Data excerpts
----

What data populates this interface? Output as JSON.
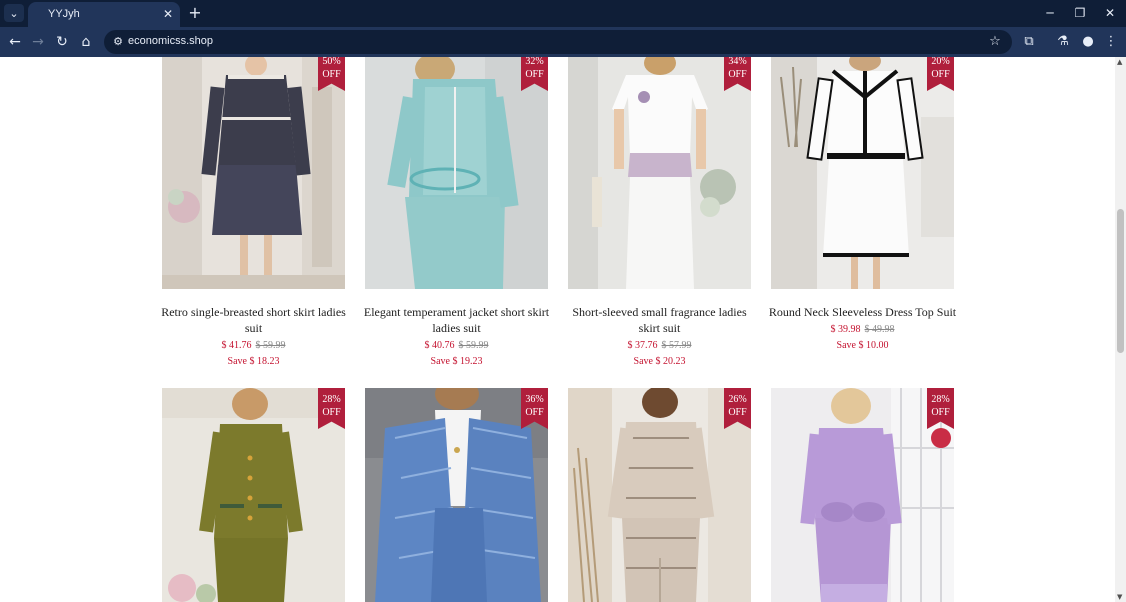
{
  "browser": {
    "tab_title": "YYJyh",
    "url": "economicss.shop",
    "icons": [
      "tab-search-icon",
      "close-icon",
      "plus-icon",
      "minimize-icon",
      "restore-icon",
      "back-icon",
      "forward-icon",
      "reload-icon",
      "home-icon",
      "site-info-icon",
      "star-icon",
      "extensions-icon",
      "labs-icon",
      "profile-icon",
      "menu-icon"
    ]
  },
  "colors": {
    "badge": "#b01f3c",
    "price": "#c4122f",
    "tabbar": "#0f1e37",
    "toolbar": "#21355a"
  },
  "products": [
    {
      "badge_pct": "50%",
      "badge_off": "OFF",
      "title": "Retro single-breasted short skirt ladies suit",
      "price": "$ 41.76",
      "old_price": "$ 59.99",
      "save": "Save $ 18.23",
      "image": "charcoal tweed jacket and skirt suit"
    },
    {
      "badge_pct": "32%",
      "badge_off": "OFF",
      "title": "Elegant temperament jacket short skirt ladies suit",
      "price": "$ 40.76",
      "old_price": "$ 59.99",
      "save": "Save $ 19.23",
      "image": "aqua tweed jacket and skirt suit"
    },
    {
      "badge_pct": "34%",
      "badge_off": "OFF",
      "title": "Short-sleeved small fragrance ladies skirt suit",
      "price": "$ 37.76",
      "old_price": "$ 57.99",
      "save": "Save $ 20.23",
      "image": "white short-sleeve top and skirt"
    },
    {
      "badge_pct": "20%",
      "badge_off": "OFF",
      "title": "Round Neck Sleeveless Dress Top Suit",
      "price": "$ 39.98",
      "old_price": "$ 49.98",
      "save": "Save $ 10.00",
      "image": "white jacket with black trim and skirt"
    },
    {
      "badge_pct": "28%",
      "badge_off": "OFF",
      "image": "olive knit cardigan and skirt suit"
    },
    {
      "badge_pct": "36%",
      "badge_off": "OFF",
      "image": "blue plaid blazer suit"
    },
    {
      "badge_pct": "26%",
      "badge_off": "OFF",
      "image": "beige tweed jacket and skirt suit"
    },
    {
      "badge_pct": "28%",
      "badge_off": "OFF",
      "image": "lavender cardigan and skirt suit"
    }
  ]
}
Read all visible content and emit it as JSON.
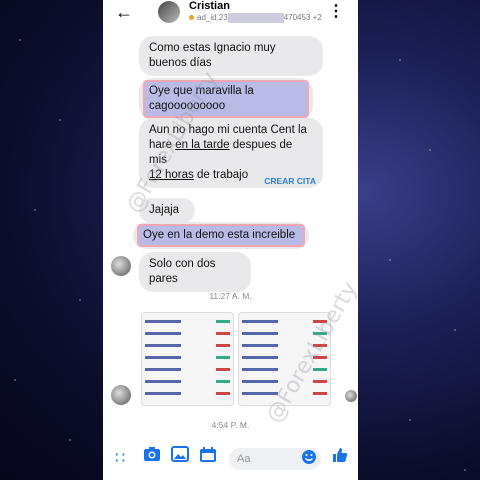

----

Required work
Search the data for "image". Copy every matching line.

Result
      "image": "charcoal tweed jacket and skirt suit"
      "image": "aqua tweed jacket and skirt suit"
      "image": "white short-sleeve top and skirt"
      "image": "white jacket with black trim and skirt"
      "image": "olive knit cardigan and skirt suit"
      "image": "blue plaid blazer suit"
      "image": "beige tweed jacket and skirt suit"
      "image": "lavender cardigan and skirt suit"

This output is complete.